William E. Cleary Sr. | CNBNews
GLOUCESTER CITY, NJ (August 11, 2021)--Someone said to me the other day "I haven't seen you or your black dog on your daily walk in recent days, is everything okay?"
I explained that our best friend and companion Peyton, a black Labrador retriever, is having a tough time following an operation to remove a cyst/tumor. She doesn't like the stitches and insists on pulling them out despite wearing an E collar and being heavily sedated.
What is an E Collar? An Elizabethan collar (also known as an E-collar or the cone of shame) is plastic or fabric hoods or cones placed around the head to prevent an animal from licking at a surgery site, wound, or dressing.
Her operation was last Friday, August 6. We dropped her off at Dr. Sheehan's Veterinary Clinic in Fairview at 8:30 AM. and picked her up at 4 PM. Our dogs have been patients of Dr. Sheehan for approximately 20 years. Lacey and Erica passed in 2013 and 2014 from cancer. We adopted Peyton a month after Erica died. He and his staff are the best in the business.
We first purchased a donut collar thinking that would be sufficient. That type of collar doesn't block the dogs' peripheral vision. We soon found out Peyton was going to find a way to get to those stitches collar or no collar. Saturday morning we got in touch with the vet's office and after explaining what was going on they prescribed something like a doggy valium to relax her. Once it took effect she was a lot calmer. Finally, we can relax, we thought.

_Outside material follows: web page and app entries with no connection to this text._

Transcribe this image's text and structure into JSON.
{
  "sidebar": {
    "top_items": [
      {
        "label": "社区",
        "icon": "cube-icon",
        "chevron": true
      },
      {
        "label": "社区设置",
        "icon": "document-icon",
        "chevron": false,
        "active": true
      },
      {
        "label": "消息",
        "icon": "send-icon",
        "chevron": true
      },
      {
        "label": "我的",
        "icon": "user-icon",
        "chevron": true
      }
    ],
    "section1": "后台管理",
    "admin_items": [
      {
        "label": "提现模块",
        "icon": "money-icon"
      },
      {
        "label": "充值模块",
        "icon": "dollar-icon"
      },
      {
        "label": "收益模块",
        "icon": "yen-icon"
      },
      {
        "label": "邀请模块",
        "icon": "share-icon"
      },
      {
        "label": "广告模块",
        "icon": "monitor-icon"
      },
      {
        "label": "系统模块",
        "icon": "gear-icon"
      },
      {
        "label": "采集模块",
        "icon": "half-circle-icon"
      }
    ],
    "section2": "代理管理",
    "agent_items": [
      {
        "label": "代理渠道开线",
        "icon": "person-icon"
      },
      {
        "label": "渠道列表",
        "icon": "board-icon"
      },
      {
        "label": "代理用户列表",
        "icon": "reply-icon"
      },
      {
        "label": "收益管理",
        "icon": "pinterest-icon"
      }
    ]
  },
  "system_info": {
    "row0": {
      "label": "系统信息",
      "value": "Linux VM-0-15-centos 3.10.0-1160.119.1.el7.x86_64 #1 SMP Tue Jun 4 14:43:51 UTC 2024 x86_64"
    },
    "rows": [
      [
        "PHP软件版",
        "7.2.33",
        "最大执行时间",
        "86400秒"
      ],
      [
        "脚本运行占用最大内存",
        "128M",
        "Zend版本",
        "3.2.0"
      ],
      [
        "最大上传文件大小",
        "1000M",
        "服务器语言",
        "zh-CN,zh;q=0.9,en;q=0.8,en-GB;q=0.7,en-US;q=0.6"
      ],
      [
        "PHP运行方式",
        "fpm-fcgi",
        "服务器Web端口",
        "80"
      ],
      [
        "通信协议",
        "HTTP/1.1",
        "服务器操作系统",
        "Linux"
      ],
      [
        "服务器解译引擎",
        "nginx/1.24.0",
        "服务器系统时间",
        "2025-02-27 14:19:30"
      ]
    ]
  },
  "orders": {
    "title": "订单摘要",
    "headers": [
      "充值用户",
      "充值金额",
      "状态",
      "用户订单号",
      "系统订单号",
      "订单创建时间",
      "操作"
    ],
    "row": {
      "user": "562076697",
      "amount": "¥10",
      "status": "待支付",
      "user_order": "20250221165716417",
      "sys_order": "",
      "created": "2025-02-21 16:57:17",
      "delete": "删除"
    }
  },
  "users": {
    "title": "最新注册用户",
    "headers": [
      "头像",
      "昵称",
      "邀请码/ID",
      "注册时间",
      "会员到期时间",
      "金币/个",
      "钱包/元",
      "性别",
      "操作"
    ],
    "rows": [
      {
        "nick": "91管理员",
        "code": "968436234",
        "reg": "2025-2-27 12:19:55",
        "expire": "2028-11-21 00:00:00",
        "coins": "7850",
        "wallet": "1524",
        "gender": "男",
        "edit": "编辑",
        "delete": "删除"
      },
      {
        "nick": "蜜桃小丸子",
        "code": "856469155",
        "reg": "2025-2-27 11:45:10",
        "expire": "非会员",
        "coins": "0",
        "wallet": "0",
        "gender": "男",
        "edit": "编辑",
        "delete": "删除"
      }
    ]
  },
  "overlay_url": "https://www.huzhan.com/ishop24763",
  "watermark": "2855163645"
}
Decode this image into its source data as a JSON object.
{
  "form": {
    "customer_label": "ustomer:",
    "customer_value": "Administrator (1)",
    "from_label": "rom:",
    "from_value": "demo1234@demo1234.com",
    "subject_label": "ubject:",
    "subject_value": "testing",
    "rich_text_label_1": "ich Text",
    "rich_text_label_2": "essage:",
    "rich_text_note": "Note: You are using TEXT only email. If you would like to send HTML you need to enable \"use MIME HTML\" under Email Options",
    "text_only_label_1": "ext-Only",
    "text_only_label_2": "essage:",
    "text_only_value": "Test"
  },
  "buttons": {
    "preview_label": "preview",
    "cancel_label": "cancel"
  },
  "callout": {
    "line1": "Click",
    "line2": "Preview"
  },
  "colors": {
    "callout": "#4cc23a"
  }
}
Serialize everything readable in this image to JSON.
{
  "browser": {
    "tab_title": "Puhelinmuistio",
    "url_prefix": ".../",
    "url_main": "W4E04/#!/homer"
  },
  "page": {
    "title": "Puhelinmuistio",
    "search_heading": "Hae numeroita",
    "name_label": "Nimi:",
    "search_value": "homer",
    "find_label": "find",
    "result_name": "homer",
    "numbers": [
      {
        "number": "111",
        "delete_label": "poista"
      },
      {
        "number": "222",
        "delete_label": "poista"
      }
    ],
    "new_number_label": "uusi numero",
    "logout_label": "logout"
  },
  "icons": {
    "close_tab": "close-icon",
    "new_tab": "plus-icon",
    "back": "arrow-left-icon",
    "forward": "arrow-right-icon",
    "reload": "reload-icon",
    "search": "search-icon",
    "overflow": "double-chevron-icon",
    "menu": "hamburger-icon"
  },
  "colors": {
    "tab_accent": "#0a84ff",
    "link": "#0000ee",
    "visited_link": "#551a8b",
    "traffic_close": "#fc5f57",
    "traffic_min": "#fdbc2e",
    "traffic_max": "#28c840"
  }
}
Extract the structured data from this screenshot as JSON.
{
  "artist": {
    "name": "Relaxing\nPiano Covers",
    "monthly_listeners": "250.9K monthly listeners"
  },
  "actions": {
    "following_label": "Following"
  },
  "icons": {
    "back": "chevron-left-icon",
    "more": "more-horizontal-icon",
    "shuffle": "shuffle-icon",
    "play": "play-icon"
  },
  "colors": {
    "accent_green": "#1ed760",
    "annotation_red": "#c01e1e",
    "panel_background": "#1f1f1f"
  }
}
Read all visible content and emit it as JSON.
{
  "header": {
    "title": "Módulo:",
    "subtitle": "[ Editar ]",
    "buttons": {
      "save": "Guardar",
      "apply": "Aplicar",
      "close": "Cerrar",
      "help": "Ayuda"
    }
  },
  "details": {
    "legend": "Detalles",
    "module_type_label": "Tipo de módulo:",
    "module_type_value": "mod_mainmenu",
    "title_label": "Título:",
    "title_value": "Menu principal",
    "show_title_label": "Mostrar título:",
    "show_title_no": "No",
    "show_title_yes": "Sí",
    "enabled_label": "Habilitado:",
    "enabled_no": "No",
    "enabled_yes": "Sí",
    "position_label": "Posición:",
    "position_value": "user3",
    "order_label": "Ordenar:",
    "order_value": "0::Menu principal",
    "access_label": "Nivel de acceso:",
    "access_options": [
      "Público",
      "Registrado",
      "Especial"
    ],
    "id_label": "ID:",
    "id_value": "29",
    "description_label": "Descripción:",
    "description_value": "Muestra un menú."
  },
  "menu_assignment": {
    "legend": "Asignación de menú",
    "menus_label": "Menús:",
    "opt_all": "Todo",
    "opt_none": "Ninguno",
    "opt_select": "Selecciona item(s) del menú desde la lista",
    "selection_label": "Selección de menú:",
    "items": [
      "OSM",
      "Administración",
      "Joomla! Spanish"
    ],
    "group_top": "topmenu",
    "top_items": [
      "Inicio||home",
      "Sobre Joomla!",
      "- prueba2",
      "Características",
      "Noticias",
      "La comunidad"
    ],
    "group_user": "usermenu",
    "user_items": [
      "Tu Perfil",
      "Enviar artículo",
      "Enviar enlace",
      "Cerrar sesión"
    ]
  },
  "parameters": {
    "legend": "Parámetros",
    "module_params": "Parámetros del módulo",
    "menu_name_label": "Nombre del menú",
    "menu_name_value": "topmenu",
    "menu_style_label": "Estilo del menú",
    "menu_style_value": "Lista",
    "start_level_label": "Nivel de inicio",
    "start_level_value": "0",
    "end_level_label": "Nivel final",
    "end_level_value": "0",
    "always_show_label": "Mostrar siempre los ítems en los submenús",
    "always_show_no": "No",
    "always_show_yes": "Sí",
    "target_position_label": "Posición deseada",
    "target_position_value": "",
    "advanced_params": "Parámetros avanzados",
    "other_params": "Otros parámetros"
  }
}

Throughout the rest of the day and into the evening she was calm. But, apparently, there was a moment during the night she got to those stitches and pulled several out exposing her innards.
Trying to find a veterinary clinic during Covid that is willing to take a dog that isn't their patient isn't easy. Especially on a Sunday. We first tried the emergency clinic near Deptford Mall, although they advertise being open 24 hours 7 days a week we found out that wasn't so. Numerous phone calls later we ended up at St. Francis Veterinary Hospital in Turnersville. The staff and the doctor were very nice and caring. The doctor recommended a few staples to close up the wound and after paying the $300 bill we headed home.
We picked up a new collar at PetCo that limited Peyton's movement so she can't reach the stitches. Most of the day she lays in her bed looking sad. She is eating okay. But I know she misses her daily 2-mile walk because it is killing me too. After all, it is something we both have been doing for years and to have to stop all of a sudden is a jolt to your mindset and body. Every so often she whimpers and you'll see a tear run down her face. It breaks my heart.
The cyst/tumor (I am not sure what to call it) started as a small lump about the size of a dime at the end of June. Dr. Sheenan recommended we leave it alone to see if it grew or if it started to bother Peyton. By the end of July, it was the size of a silver dollar. Because it grew so fast it is concerning. The lump was deep into her hind quarter extending down to her muscle. Thankfully it didn't go into the muscle.
Some of the stitches will be removed on Thursday by Dr. Sheehan with the remaining ones being taken out seven days later. We should have the results of the biopsy either tomorrow or Friday. Hopefully, those results will say the lump was benign. Peyton was just 7 years old in February. We adopted her when she was 14 months old. From the first day we saw her we fell in love. The month before we got her we lost our yellow lab, Erica, to cancer, and the year before we lost our black lab, Lacey also to cancer. They were both 11 years old at the time of their deaths.
If you have a moment we appreciate it if you would say a short prayer that her test results will be negative and we can get back to taking our daily walk in a few days.
Below Peyton is in her favorite spot sitting at the back of the van waiting to take a ride.